§ **What you should do**: Exclude every picture and return the remaining entries below verbatim.

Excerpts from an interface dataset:
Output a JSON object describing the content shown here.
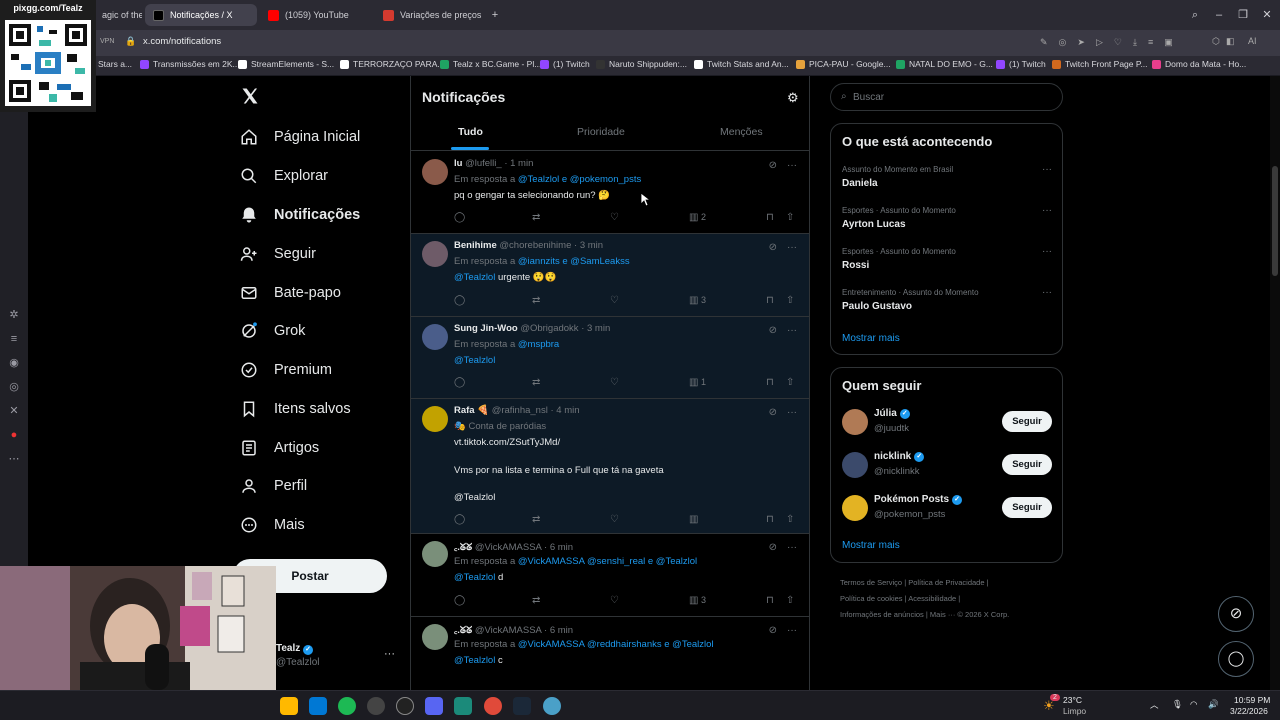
{
  "browser": {
    "tabs": [
      {
        "label": "agic of the",
        "color": "#6b6b6b"
      },
      {
        "label": "Notificações / X",
        "color": "#000000"
      },
      {
        "label": "(1059) YouTube",
        "color": "#ff0000"
      },
      {
        "label": "Variações de preços | Lig",
        "color": "#d43a2f"
      }
    ],
    "new_tab": "+",
    "vpn_label": "VPN",
    "url": "x.com/notifications",
    "ai_label": "AI",
    "bookmarks": [
      {
        "label": "Stars a...",
        "color": "#e6a23c"
      },
      {
        "label": "Transmissões em 2K...",
        "color": "#9146ff"
      },
      {
        "label": "StreamElements - S...",
        "color": "#ffffff"
      },
      {
        "label": "TERRORZAÇO PARA...",
        "color": "#ffffff"
      },
      {
        "label": "Tealz x BC.Game - Pl...",
        "color": "#1fa463"
      },
      {
        "label": "(1) Twitch",
        "color": "#9146ff"
      },
      {
        "label": "Naruto Shippuden:...",
        "color": "#333333"
      },
      {
        "label": "Twitch Stats and An...",
        "color": "#ffffff"
      },
      {
        "label": "PICA-PAU - Google...",
        "color": "#e6a23c"
      },
      {
        "label": "NATAL DO EMO - G...",
        "color": "#1fa463"
      },
      {
        "label": "(1) Twitch",
        "color": "#9146ff"
      },
      {
        "label": "Twitch Front Page P...",
        "color": "#d2691e"
      },
      {
        "label": "Domo da Mata - Ho...",
        "color": "#e83e8c"
      }
    ]
  },
  "overlay": {
    "qr_label": "pixgg.com/Tealz"
  },
  "nav": {
    "items": [
      {
        "label": "Página Inicial",
        "icon": "home-icon"
      },
      {
        "label": "Explorar",
        "icon": "search-icon"
      },
      {
        "label": "Notificações",
        "icon": "bell-icon"
      },
      {
        "label": "Seguir",
        "icon": "person-add-icon"
      },
      {
        "label": "Bate-papo",
        "icon": "mail-icon"
      },
      {
        "label": "Grok",
        "icon": "grok-icon"
      },
      {
        "label": "Premium",
        "icon": "premium-icon"
      },
      {
        "label": "Itens salvos",
        "icon": "bookmark-icon"
      },
      {
        "label": "Artigos",
        "icon": "article-icon"
      },
      {
        "label": "Perfil",
        "icon": "profile-icon"
      },
      {
        "label": "Mais",
        "icon": "more-icon"
      }
    ],
    "post_button": "Postar",
    "account": {
      "name": "Tealz",
      "handle": "@Tealzlol",
      "more": "···"
    }
  },
  "main": {
    "title": "Notificações",
    "tabs": [
      "Tudo",
      "Prioridade",
      "Menções"
    ],
    "notifications": [
      {
        "name": "lu",
        "handle": "@lufelli_",
        "time": "· 1 min",
        "reply_prefix": "Em resposta a",
        "reply_mentions": "@Tealzlol e @pokemon_psts",
        "text": "pq o gengar ta selecionando run? 🤔",
        "views": "2",
        "avatar_color": "#8a5a4a"
      },
      {
        "name": "Benihime",
        "handle": "@chorebenihime",
        "time": "· 3 min",
        "reply_prefix": "Em resposta a",
        "reply_mentions": "@iannzits e @SamLeakss",
        "mention_line": "@Tealzlol",
        "text": "urgente 😲😲",
        "views": "3",
        "avatar_color": "#6e5b68"
      },
      {
        "name": "Sung Jin-Woo",
        "handle": "@Obrigadokk",
        "time": "· 3 min",
        "reply_prefix": "Em resposta a",
        "reply_mentions": "@mspbra",
        "mention_line": "@Tealzlol",
        "text": "",
        "views": "1",
        "avatar_color": "#4a5d8a"
      },
      {
        "name": "Rafa 🍕",
        "handle": "@rafinha_nsl",
        "time": "· 4 min",
        "parody": "🎭 Conta de paródias",
        "link": "vt.tiktok.com/ZSutTyJMd/",
        "text": "Vms por na lista e termina o Full que tá na gaveta",
        "mention_line": "@Tealzlol",
        "views": "",
        "avatar_color": "#c2a200"
      },
      {
        "name": "꜀.ᘜᘜ",
        "handle": "@VickAMASSA",
        "time": "· 6 min",
        "reply_prefix": "Em resposta a",
        "reply_mentions": "@VickAMASSA @senshi_real e @Tealzlol",
        "mention_line": "@Tealzlol",
        "text": "d",
        "views": "3",
        "avatar_color": "#7a8f7a"
      },
      {
        "name": "꜀.ᘜᘜ",
        "handle": "@VickAMASSA",
        "time": "· 6 min",
        "reply_prefix": "Em resposta a",
        "reply_mentions": "@VickAMASSA @reddhairshanks e @Tealzlol",
        "mention_line": "@Tealzlol",
        "text": "c",
        "views": "",
        "avatar_color": "#7a8f7a"
      }
    ]
  },
  "right": {
    "search_placeholder": "Buscar",
    "trending_title": "O que está acontecendo",
    "trends": [
      {
        "category": "Assunto do Momento em Brasil",
        "name": "Daniela"
      },
      {
        "category": "Esportes · Assunto do Momento",
        "name": "Ayrton Lucas"
      },
      {
        "category": "Esportes · Assunto do Momento",
        "name": "Rossi"
      },
      {
        "category": "Entretenimento · Assunto do Momento",
        "name": "Paulo Gustavo"
      }
    ],
    "show_more": "Mostrar mais",
    "follow_title": "Quem seguir",
    "follow": [
      {
        "name": "Júlia",
        "handle": "@juudtk",
        "button": "Seguir",
        "avatar_color": "#b07a55"
      },
      {
        "name": "nicklink",
        "handle": "@nicklinkk",
        "button": "Seguir",
        "avatar_color": "#3b4a6b"
      },
      {
        "name": "Pokémon Posts",
        "handle": "@pokemon_psts",
        "button": "Seguir",
        "avatar_color": "#e3b323"
      }
    ],
    "footer": {
      "line1": "Termos de Serviço  |  Política de Privacidade  |",
      "line2": "Política de cookies  |  Acessibilidade  |",
      "line3": "Informações de anúncios  |  Mais ···  © 2026 X Corp."
    }
  },
  "taskbar": {
    "temperature": "23°C",
    "weather": "Limpo",
    "weather_badge": "2",
    "time": "10:59 PM",
    "date": "3/22/2026"
  }
}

§ **Your response**:
Output a JSON object describing the content shown here.
{
  "browser": {
    "tabs": [
      {
        "label": "agic of the",
        "color": "#6b6b6b"
      },
      {
        "label": "Notificações / X",
        "color": "#000000"
      },
      {
        "label": "(1059) YouTube",
        "color": "#ff0000"
      },
      {
        "label": "Variações de preços | Lig",
        "color": "#d43a2f"
      }
    ],
    "new_tab": "+",
    "vpn_label": "VPN",
    "url": "x.com/notifications",
    "ai_label": "AI",
    "bookmarks": [
      {
        "label": "Stars a...",
        "color": "#e6a23c"
      },
      {
        "label": "Transmissões em 2K...",
        "color": "#9146ff"
      },
      {
        "label": "StreamElements - S...",
        "color": "#ffffff"
      },
      {
        "label": "TERRORZAÇO PARA...",
        "color": "#ffffff"
      },
      {
        "label": "Tealz x BC.Game - Pl...",
        "color": "#1fa463"
      },
      {
        "label": "(1) Twitch",
        "color": "#9146ff"
      },
      {
        "label": "Naruto Shippuden:...",
        "color": "#333333"
      },
      {
        "label": "Twitch Stats and An...",
        "color": "#ffffff"
      },
      {
        "label": "PICA-PAU - Google...",
        "color": "#e6a23c"
      },
      {
        "label": "NATAL DO EMO - G...",
        "color": "#1fa463"
      },
      {
        "label": "(1) Twitch",
        "color": "#9146ff"
      },
      {
        "label": "Twitch Front Page P...",
        "color": "#d2691e"
      },
      {
        "label": "Domo da Mata - Ho...",
        "color": "#e83e8c"
      }
    ]
  },
  "overlay": {
    "qr_label": "pixgg.com/Tealz"
  },
  "nav": {
    "items": [
      {
        "label": "Página Inicial",
        "icon": "home-icon"
      },
      {
        "label": "Explorar",
        "icon": "search-icon"
      },
      {
        "label": "Notificações",
        "icon": "bell-icon"
      },
      {
        "label": "Seguir",
        "icon": "person-add-icon"
      },
      {
        "label": "Bate-papo",
        "icon": "mail-icon"
      },
      {
        "label": "Grok",
        "icon": "grok-icon"
      },
      {
        "label": "Premium",
        "icon": "premium-icon"
      },
      {
        "label": "Itens salvos",
        "icon": "bookmark-icon"
      },
      {
        "label": "Artigos",
        "icon": "article-icon"
      },
      {
        "label": "Perfil",
        "icon": "profile-icon"
      },
      {
        "label": "Mais",
        "icon": "more-icon"
      }
    ],
    "post_button": "Postar",
    "account": {
      "name": "Tealz",
      "handle": "@Tealzlol",
      "more": "···"
    }
  },
  "main": {
    "title": "Notificações",
    "tabs": [
      "Tudo",
      "Prioridade",
      "Menções"
    ],
    "notifications": [
      {
        "name": "lu",
        "handle": "@lufelli_",
        "time": "· 1 min",
        "reply_prefix": "Em resposta a",
        "reply_mentions": "@Tealzlol e @pokemon_psts",
        "text": "pq o gengar ta selecionando run? 🤔",
        "views": "2",
        "avatar_color": "#8a5a4a"
      },
      {
        "name": "Benihime",
        "handle": "@chorebenihime",
        "time": "· 3 min",
        "reply_prefix": "Em resposta a",
        "reply_mentions": "@iannzits e @SamLeakss",
        "mention_line": "@Tealzlol",
        "text": "urgente 😲😲",
        "views": "3",
        "avatar_color": "#6e5b68"
      },
      {
        "name": "Sung Jin-Woo",
        "handle": "@Obrigadokk",
        "time": "· 3 min",
        "reply_prefix": "Em resposta a",
        "reply_mentions": "@mspbra",
        "mention_line": "@Tealzlol",
        "text": "",
        "views": "1",
        "avatar_color": "#4a5d8a"
      },
      {
        "name": "Rafa 🍕",
        "handle": "@rafinha_nsl",
        "time": "· 4 min",
        "parody": "🎭 Conta de paródias",
        "link": "vt.tiktok.com/ZSutTyJMd/",
        "text": "Vms por na lista e termina o Full que tá na gaveta",
        "mention_line": "@Tealzlol",
        "views": "",
        "avatar_color": "#c2a200"
      },
      {
        "name": "꜀.ᘜᘜ",
        "handle": "@VickAMASSA",
        "time": "· 6 min",
        "reply_prefix": "Em resposta a",
        "reply_mentions": "@VickAMASSA @senshi_real e @Tealzlol",
        "mention_line": "@Tealzlol",
        "text": "d",
        "views": "3",
        "avatar_color": "#7a8f7a"
      },
      {
        "name": "꜀.ᘜᘜ",
        "handle": "@VickAMASSA",
        "time": "· 6 min",
        "reply_prefix": "Em resposta a",
        "reply_mentions": "@VickAMASSA @reddhairshanks e @Tealzlol",
        "mention_line": "@Tealzlol",
        "text": "c",
        "views": "",
        "avatar_color": "#7a8f7a"
      }
    ]
  },
  "right": {
    "search_placeholder": "Buscar",
    "trending_title": "O que está acontecendo",
    "trends": [
      {
        "category": "Assunto do Momento em Brasil",
        "name": "Daniela"
      },
      {
        "category": "Esportes · Assunto do Momento",
        "name": "Ayrton Lucas"
      },
      {
        "category": "Esportes · Assunto do Momento",
        "name": "Rossi"
      },
      {
        "category": "Entretenimento · Assunto do Momento",
        "name": "Paulo Gustavo"
      }
    ],
    "show_more": "Mostrar mais",
    "follow_title": "Quem seguir",
    "follow": [
      {
        "name": "Júlia",
        "handle": "@juudtk",
        "button": "Seguir",
        "avatar_color": "#b07a55"
      },
      {
        "name": "nicklink",
        "handle": "@nicklinkk",
        "button": "Seguir",
        "avatar_color": "#3b4a6b"
      },
      {
        "name": "Pokémon Posts",
        "handle": "@pokemon_psts",
        "button": "Seguir",
        "avatar_color": "#e3b323"
      }
    ],
    "footer": {
      "line1": "Termos de Serviço  |  Política de Privacidade  |",
      "line2": "Política de cookies  |  Acessibilidade  |",
      "line3": "Informações de anúncios  |  Mais ···  © 2026 X Corp."
    }
  },
  "taskbar": {
    "temperature": "23°C",
    "weather": "Limpo",
    "weather_badge": "2",
    "time": "10:59 PM",
    "date": "3/22/2026"
  }
}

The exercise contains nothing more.